That Chinese acquirers still have some lessons to learn is illustrated by Xinmao Science and Technologies' abortive effort to crash an agreed $1.1bn cash and share buy out for Dutch specialist cable maker Drako by Italian competitor Prysmian. The Chinese interloper offered $1bn cash. However, when the European offer was improved, Xinmao was unable to respond within the available timeframe, partly because of domestic regulatory complications requiring multiple authorisations on any improved offer.
Not of course that developed country acquirers always get it right in emerging markets. The UK life assurer Prudential had to ditch a $35.5bn take-over of the Asian assets of US insurer AIG because the price was seen as too rich weighed against a risky ROI. A much-trumpeted bid in what had initially seemed a fire sale caused a shareholder revolt.
Acquisition and expansion tactics
The World Economic Forum in Davos this year agonised over the post-recessionary tip toward Asian financial and business hegemony. There seems a general awareness that the world is changing but few multinationals are yet prepared to call it.

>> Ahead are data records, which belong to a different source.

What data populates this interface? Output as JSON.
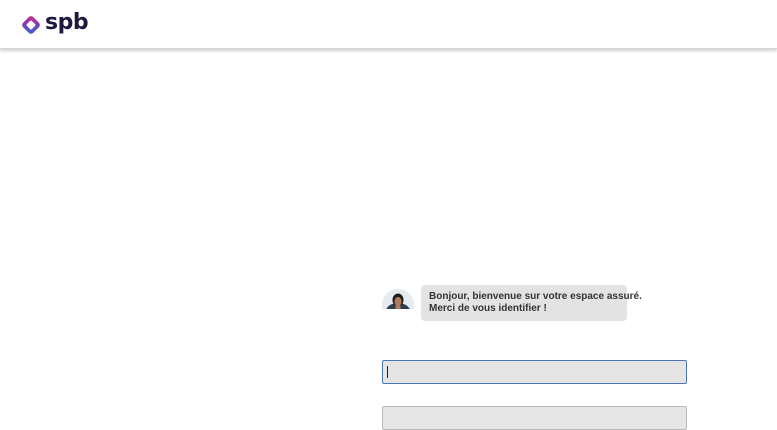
{
  "header": {
    "logo_text": "spb",
    "logo_icon": "spb-diamond-logo",
    "brand_colors": [
      "#1f1a3d",
      "#e0218a",
      "#2a6fd6"
    ]
  },
  "chat": {
    "avatar_icon": "assistant-avatar",
    "message_line1": "Bonjour, bienvenue sur votre espace assuré.",
    "message_line2": "Merci de vous identifier !"
  },
  "form": {
    "identifier_value": "",
    "second_value": ""
  },
  "colors": {
    "input_focus_border": "#4a76b8",
    "bubble_bg": "#e3e3e3"
  }
}
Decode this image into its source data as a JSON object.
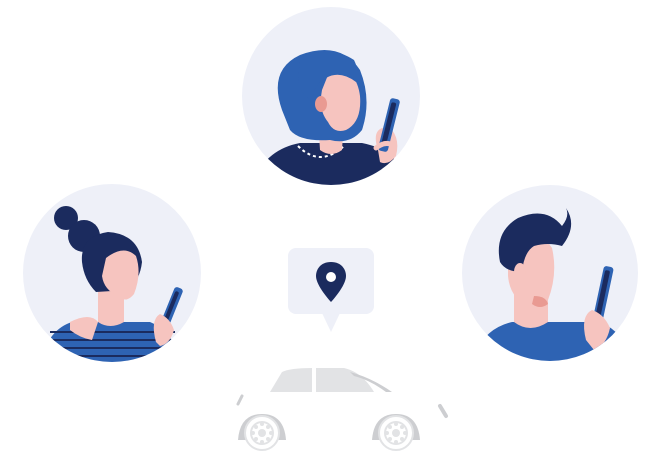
{
  "illustration": {
    "people": [
      {
        "id": "woman-top",
        "role": "passenger"
      },
      {
        "id": "woman-left",
        "role": "passenger"
      },
      {
        "id": "man-right",
        "role": "passenger"
      }
    ],
    "icons": [
      "map-pin-icon",
      "car-icon"
    ],
    "colors": {
      "circle_bg": "#EEF0F8",
      "navy": "#1B2B5E",
      "blue": "#2E63B3",
      "skin": "#F6C4BF",
      "skin_shadow": "#E99A92",
      "phone": "#2E63B3",
      "car_body": "#E2E3E5",
      "car_shadow": "#CDCED1",
      "pin_bubble": "#EEF0F8"
    }
  }
}
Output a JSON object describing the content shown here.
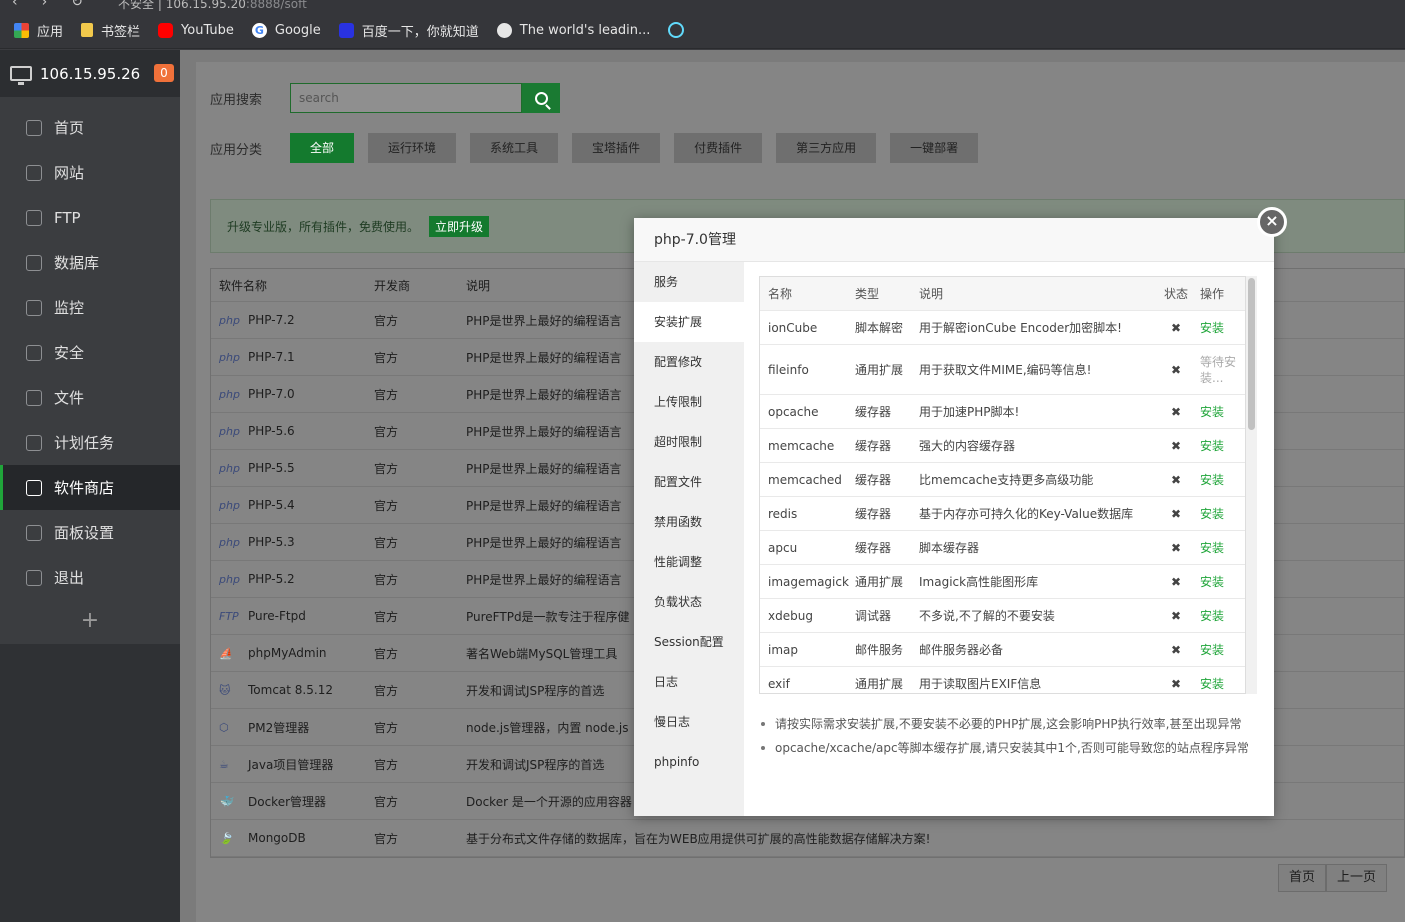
{
  "browser": {
    "url_host": "106.15.95.20",
    "url_path": ":8888/soft",
    "url_prefix": "不安全 |",
    "bookmarks": [
      "应用",
      "书签栏",
      "YouTube",
      "Google",
      "百度一下，你就知道",
      "The world's leadin..."
    ]
  },
  "sidebar": {
    "host": "106.15.95.26",
    "badge": "0",
    "items": [
      "首页",
      "网站",
      "FTP",
      "数据库",
      "监控",
      "安全",
      "文件",
      "计划任务",
      "软件商店",
      "面板设置",
      "退出"
    ],
    "active_index": 8,
    "add_symbol": "+"
  },
  "search": {
    "label": "应用搜索",
    "placeholder": "search"
  },
  "categories": {
    "label": "应用分类",
    "items": [
      "全部",
      "运行环境",
      "系统工具",
      "宝塔插件",
      "付费插件",
      "第三方应用",
      "一键部署"
    ]
  },
  "banner": {
    "text": "升级专业版，所有插件，免费使用。",
    "button": "立即升级"
  },
  "soft_table": {
    "headers": [
      "软件名称",
      "开发商",
      "说明"
    ],
    "rows": [
      {
        "icon": "php",
        "name": "PHP-7.2",
        "vendor": "官方",
        "desc": "PHP是世界上最好的编程语言"
      },
      {
        "icon": "php",
        "name": "PHP-7.1",
        "vendor": "官方",
        "desc": "PHP是世界上最好的编程语言"
      },
      {
        "icon": "php",
        "name": "PHP-7.0",
        "vendor": "官方",
        "desc": "PHP是世界上最好的编程语言"
      },
      {
        "icon": "php",
        "name": "PHP-5.6",
        "vendor": "官方",
        "desc": "PHP是世界上最好的编程语言"
      },
      {
        "icon": "php",
        "name": "PHP-5.5",
        "vendor": "官方",
        "desc": "PHP是世界上最好的编程语言"
      },
      {
        "icon": "php",
        "name": "PHP-5.4",
        "vendor": "官方",
        "desc": "PHP是世界上最好的编程语言"
      },
      {
        "icon": "php",
        "name": "PHP-5.3",
        "vendor": "官方",
        "desc": "PHP是世界上最好的编程语言"
      },
      {
        "icon": "php",
        "name": "PHP-5.2",
        "vendor": "官方",
        "desc": "PHP是世界上最好的编程语言"
      },
      {
        "icon": "FTP",
        "name": "Pure-Ftpd",
        "vendor": "官方",
        "desc": "PureFTPd是一款专注于程序健"
      },
      {
        "icon": "⛵",
        "name": "phpMyAdmin",
        "vendor": "官方",
        "desc": "著名Web端MySQL管理工具"
      },
      {
        "icon": "🐱",
        "name": "Tomcat 8.5.12",
        "vendor": "官方",
        "desc": "开发和调试JSP程序的首选"
      },
      {
        "icon": "⬡",
        "name": "PM2管理器",
        "vendor": "官方",
        "desc": "node.js管理器，内置 node.js"
      },
      {
        "icon": "☕",
        "name": "Java项目管理器",
        "vendor": "官方",
        "desc": "开发和调试JSP程序的首选"
      },
      {
        "icon": "🐳",
        "name": "Docker管理器",
        "vendor": "官方",
        "desc": "Docker 是一个开源的应用容器"
      },
      {
        "icon": "🍃",
        "name": "MongoDB",
        "vendor": "官方",
        "desc": "基于分布式文件存储的数据库，旨在为WEB应用提供可扩展的高性能数据存储解决方案!"
      }
    ]
  },
  "pager": [
    "首页",
    "上一页"
  ],
  "modal": {
    "title": "php-7.0管理",
    "close": "×",
    "tabs": [
      "服务",
      "安装扩展",
      "配置修改",
      "上传限制",
      "超时限制",
      "配置文件",
      "禁用函数",
      "性能调整",
      "负载状态",
      "Session配置",
      "日志",
      "慢日志",
      "phpinfo"
    ],
    "active_tab": 1,
    "ext_headers": [
      "名称",
      "类型",
      "说明",
      "状态",
      "操作"
    ],
    "extensions": [
      {
        "name": "ionCube",
        "type": "脚本解密",
        "desc": "用于解密ionCube Encoder加密脚本!",
        "status": "✖",
        "action": "安装"
      },
      {
        "name": "fileinfo",
        "type": "通用扩展",
        "desc": "用于获取文件MIME,编码等信息!",
        "status": "✖",
        "action": "等待安装..."
      },
      {
        "name": "opcache",
        "type": "缓存器",
        "desc": "用于加速PHP脚本!",
        "status": "✖",
        "action": "安装"
      },
      {
        "name": "memcache",
        "type": "缓存器",
        "desc": "强大的内容缓存器",
        "status": "✖",
        "action": "安装"
      },
      {
        "name": "memcached",
        "type": "缓存器",
        "desc": "比memcache支持更多高级功能",
        "status": "✖",
        "action": "安装"
      },
      {
        "name": "redis",
        "type": "缓存器",
        "desc": "基于内存亦可持久化的Key-Value数据库",
        "status": "✖",
        "action": "安装"
      },
      {
        "name": "apcu",
        "type": "缓存器",
        "desc": "脚本缓存器",
        "status": "✖",
        "action": "安装"
      },
      {
        "name": "imagemagick",
        "type": "通用扩展",
        "desc": "Imagick高性能图形库",
        "status": "✖",
        "action": "安装"
      },
      {
        "name": "xdebug",
        "type": "调试器",
        "desc": "不多说,不了解的不要安装",
        "status": "✖",
        "action": "安装"
      },
      {
        "name": "imap",
        "type": "邮件服务",
        "desc": "邮件服务器必备",
        "status": "✖",
        "action": "安装"
      },
      {
        "name": "exif",
        "type": "通用扩展",
        "desc": "用于读取图片EXIF信息",
        "status": "✖",
        "action": "安装"
      }
    ],
    "notes": [
      "请按实际需求安装扩展,不要安装不必要的PHP扩展,这会影响PHP执行效率,甚至出现异常",
      "opcache/xcache/apc等脚本缓存扩展,请只安装其中1个,否则可能导致您的站点程序异常"
    ]
  }
}
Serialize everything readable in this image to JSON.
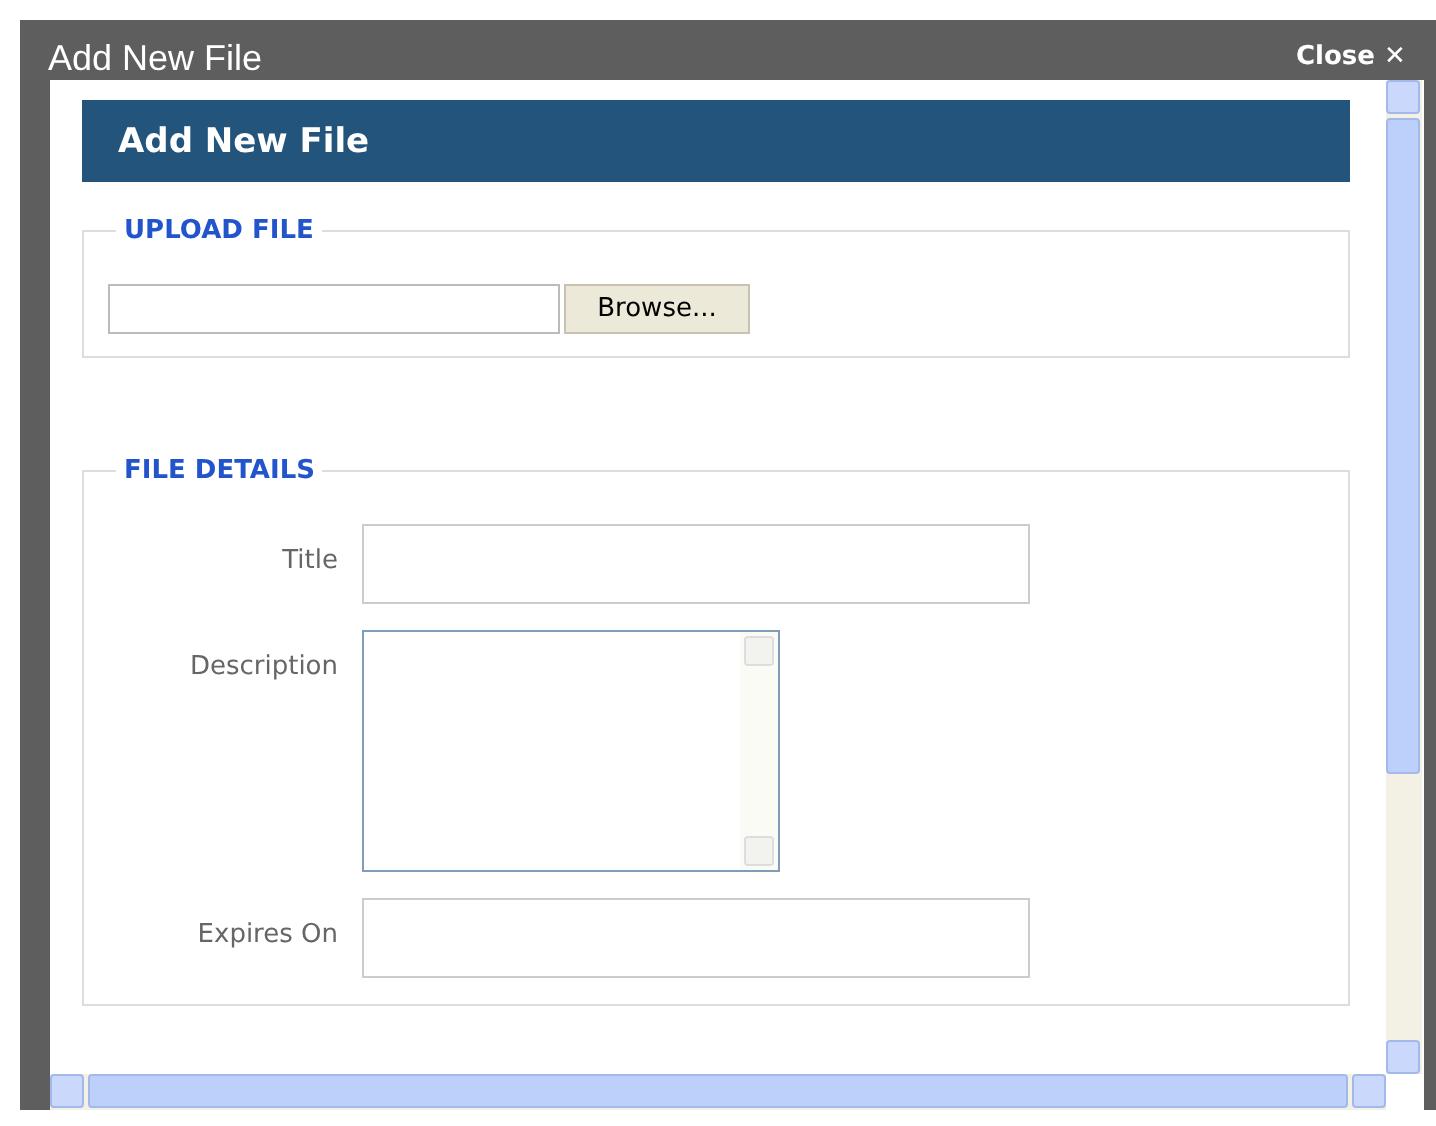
{
  "window": {
    "title": "Add New File",
    "close": "Close",
    "close_icon": "✕"
  },
  "dialog": {
    "header": "Add New File"
  },
  "upload": {
    "legend": "UPLOAD FILE",
    "browse": "Browse..."
  },
  "details": {
    "legend": "FILE DETAILS",
    "fields": [
      {
        "label": "Title",
        "kind": "text"
      },
      {
        "label": "Description",
        "kind": "textarea"
      },
      {
        "label": "Expires On",
        "kind": "text"
      }
    ]
  }
}
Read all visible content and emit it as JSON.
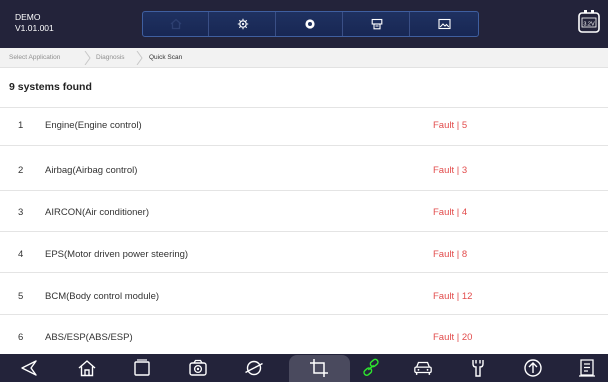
{
  "app": {
    "name": "DEMO",
    "version": "V1.01.001"
  },
  "battery": {
    "voltage": "3.2V"
  },
  "toolbar": {
    "buttons": [
      "home",
      "settings",
      "record",
      "print",
      "screenshot"
    ]
  },
  "breadcrumb": [
    "Select Application",
    "Diagnosis",
    "Quick Scan"
  ],
  "summary": "9 systems found",
  "systems": [
    {
      "num": "1",
      "name": "Engine(Engine control)",
      "status": "Fault | 5"
    },
    {
      "num": "2",
      "name": "Airbag(Airbag control)",
      "status": "Fault | 3"
    },
    {
      "num": "3",
      "name": "AIRCON(Air conditioner)",
      "status": "Fault | 4"
    },
    {
      "num": "4",
      "name": "EPS(Motor driven power steering)",
      "status": "Fault | 8"
    },
    {
      "num": "5",
      "name": "BCM(Body control module)",
      "status": "Fault | 12"
    },
    {
      "num": "6",
      "name": "ABS/ESP(ABS/ESP)",
      "status": "Fault | 20"
    }
  ],
  "colors": {
    "fault": "#e24c4c",
    "topbar": "#23233a",
    "accent": "#2ee62e"
  },
  "navbar": {
    "icons": [
      "back-icon",
      "home-icon",
      "recent-apps-icon",
      "camera-icon",
      "browser-icon",
      "crop-icon",
      "link-icon",
      "car-icon",
      "wrench-icon",
      "upload-icon",
      "report-icon"
    ]
  }
}
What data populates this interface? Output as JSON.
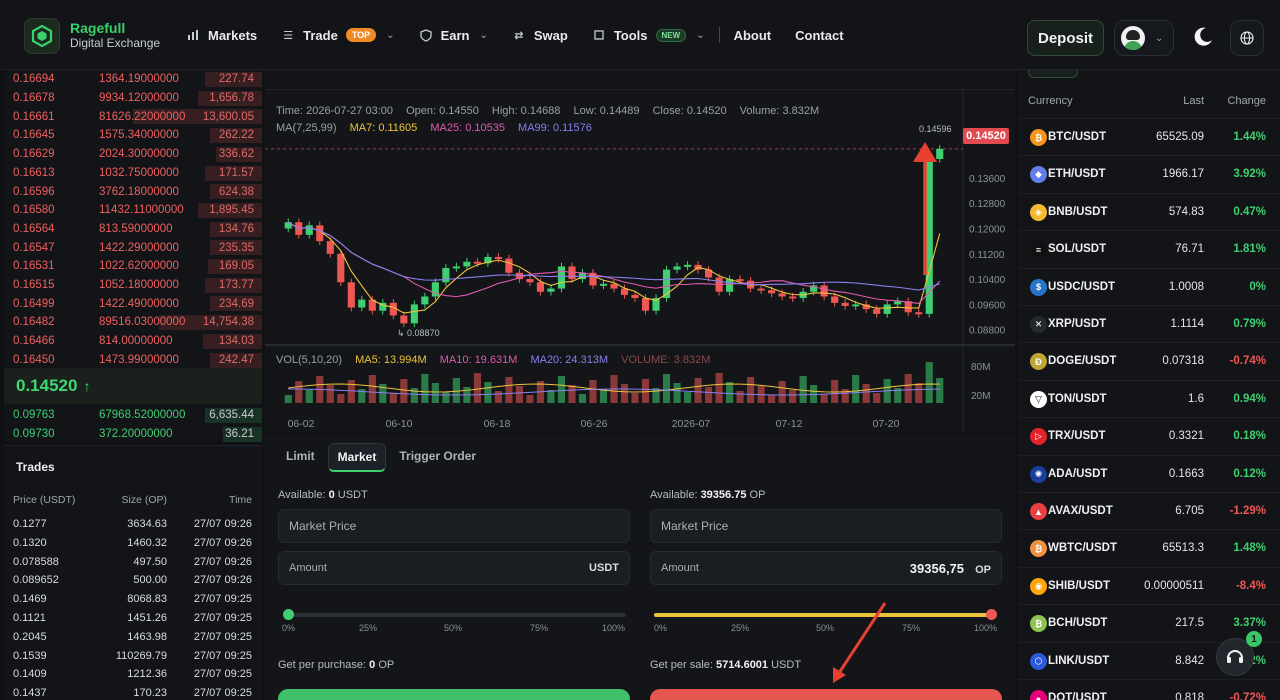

For a long-established FMCG multinational like Procter and Gamble a mix of generic and acquired growth may accelerate in developing markets. In the five years to 2009, the US giant has seen revenues from developing countries grow from 23% to 32%. Now fully 60% of the company's revenues are non-US.
P&G avoids hostile takeover bids but nevertheless is very much in the market for acquisitions. CEO Bob McDonald has asserted: "I would love to buy more brands. The climate for acquisitions is good, the climate for mergers is good. Companies are starved for growth and they are looking for opportunities to grow."
Tesco in the UK has equally involved confrontations with reluctant target managements. With the exception of India where the firm is working with a Tata subsidiary and supporting their local branding, the majority of Tesco's overseas investments has come about through clean sheet investment rather than the acquisition of a significant local retailer. With 4,800 stores in 14 countries, overseas sales principally in Asia and Europe are now approaching a full half of group sales. In Asia, Tesco has stores in South Korea, Thailand, China, Malaysia and Japan.
As this February he prepared to leave as Tesco's CEO, Sir Terry Leahy noted: "We have a strong core UK business growing well, our international businesses offer significant upside from recovery in the short term and maturity in the long term. Our performance in Asia was particularly pleasing and our business in Europe held up well, despite the obvious economic challenges." Leahy added that he believed that the start-up losses in its West Coast-focused Fresh and Easy stores would begin to reduce as the brand established itself. His successor Phil Clarke has committed himself to turning around this rare Tesco setback.
The changing outlook is encapsulated by PricewaterhouseCoopers' February report Economic Views Global: "Emerging countries are expected to present the greatest growth opportunities over the next two years, as domestic demand continues to strengthen. In this challeng-ing environment those firms that look further afield for clients and can adapt to the changing needs of customers will be best placed to prosper."